Pictures stay out; everything else in the records is to be copied exactly.

+--

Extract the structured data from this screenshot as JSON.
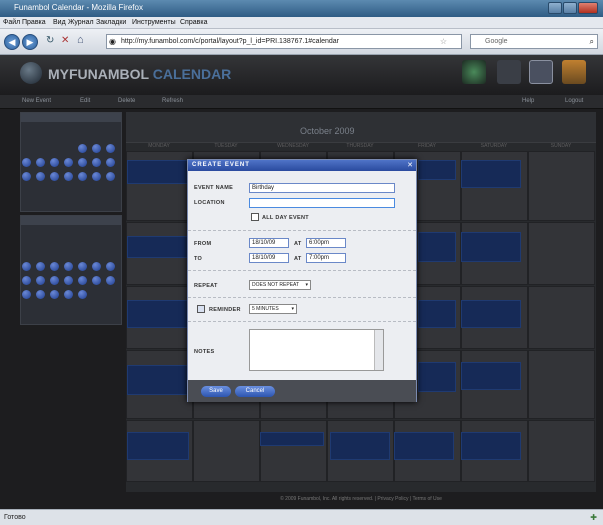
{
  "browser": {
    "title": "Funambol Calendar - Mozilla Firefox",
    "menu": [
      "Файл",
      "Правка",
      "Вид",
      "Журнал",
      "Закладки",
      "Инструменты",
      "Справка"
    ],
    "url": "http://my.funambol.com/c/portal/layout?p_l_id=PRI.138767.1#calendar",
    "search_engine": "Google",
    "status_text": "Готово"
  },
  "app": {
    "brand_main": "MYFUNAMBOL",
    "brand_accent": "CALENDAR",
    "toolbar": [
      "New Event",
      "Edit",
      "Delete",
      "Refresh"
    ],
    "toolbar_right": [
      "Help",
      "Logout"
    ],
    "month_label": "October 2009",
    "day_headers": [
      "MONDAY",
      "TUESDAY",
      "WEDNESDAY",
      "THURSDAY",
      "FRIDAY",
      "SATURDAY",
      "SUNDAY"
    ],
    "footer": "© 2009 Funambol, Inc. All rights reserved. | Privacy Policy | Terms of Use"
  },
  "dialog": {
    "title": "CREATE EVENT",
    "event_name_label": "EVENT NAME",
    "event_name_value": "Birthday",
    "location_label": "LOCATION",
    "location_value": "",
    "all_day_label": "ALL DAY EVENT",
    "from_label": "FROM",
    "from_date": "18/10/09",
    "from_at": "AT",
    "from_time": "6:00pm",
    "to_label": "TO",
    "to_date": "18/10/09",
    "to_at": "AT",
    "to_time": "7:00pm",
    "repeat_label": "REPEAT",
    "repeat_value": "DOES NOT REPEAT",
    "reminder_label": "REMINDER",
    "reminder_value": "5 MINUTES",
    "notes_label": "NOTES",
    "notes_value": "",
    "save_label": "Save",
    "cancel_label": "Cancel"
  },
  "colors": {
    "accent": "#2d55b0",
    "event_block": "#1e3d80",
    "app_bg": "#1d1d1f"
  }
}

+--

Solution to this task:
Extract the structured data from this screenshot as JSON.
{
  "browser": {
    "title": "Funambol Calendar - Mozilla Firefox",
    "menu": [
      "Файл",
      "Правка",
      "Вид",
      "Журнал",
      "Закладки",
      "Инструменты",
      "Справка"
    ],
    "url": "http://my.funambol.com/c/portal/layout?p_l_id=PRI.138767.1#calendar",
    "search_engine": "Google",
    "status_text": "Готово"
  },
  "app": {
    "brand_main": "MYFUNAMBOL",
    "brand_accent": "CALENDAR",
    "toolbar": [
      "New Event",
      "Edit",
      "Delete",
      "Refresh"
    ],
    "toolbar_right": [
      "Help",
      "Logout"
    ],
    "month_label": "October 2009",
    "day_headers": [
      "MONDAY",
      "TUESDAY",
      "WEDNESDAY",
      "THURSDAY",
      "FRIDAY",
      "SATURDAY",
      "SUNDAY"
    ],
    "footer": "© 2009 Funambol, Inc. All rights reserved. | Privacy Policy | Terms of Use"
  },
  "dialog": {
    "title": "CREATE EVENT",
    "event_name_label": "EVENT NAME",
    "event_name_value": "Birthday",
    "location_label": "LOCATION",
    "location_value": "",
    "all_day_label": "ALL DAY EVENT",
    "from_label": "FROM",
    "from_date": "18/10/09",
    "from_at": "AT",
    "from_time": "6:00pm",
    "to_label": "TO",
    "to_date": "18/10/09",
    "to_at": "AT",
    "to_time": "7:00pm",
    "repeat_label": "REPEAT",
    "repeat_value": "DOES NOT REPEAT",
    "reminder_label": "REMINDER",
    "reminder_value": "5 MINUTES",
    "notes_label": "NOTES",
    "notes_value": "",
    "save_label": "Save",
    "cancel_label": "Cancel"
  },
  "colors": {
    "accent": "#2d55b0",
    "event_block": "#1e3d80",
    "app_bg": "#1d1d1f"
  }
}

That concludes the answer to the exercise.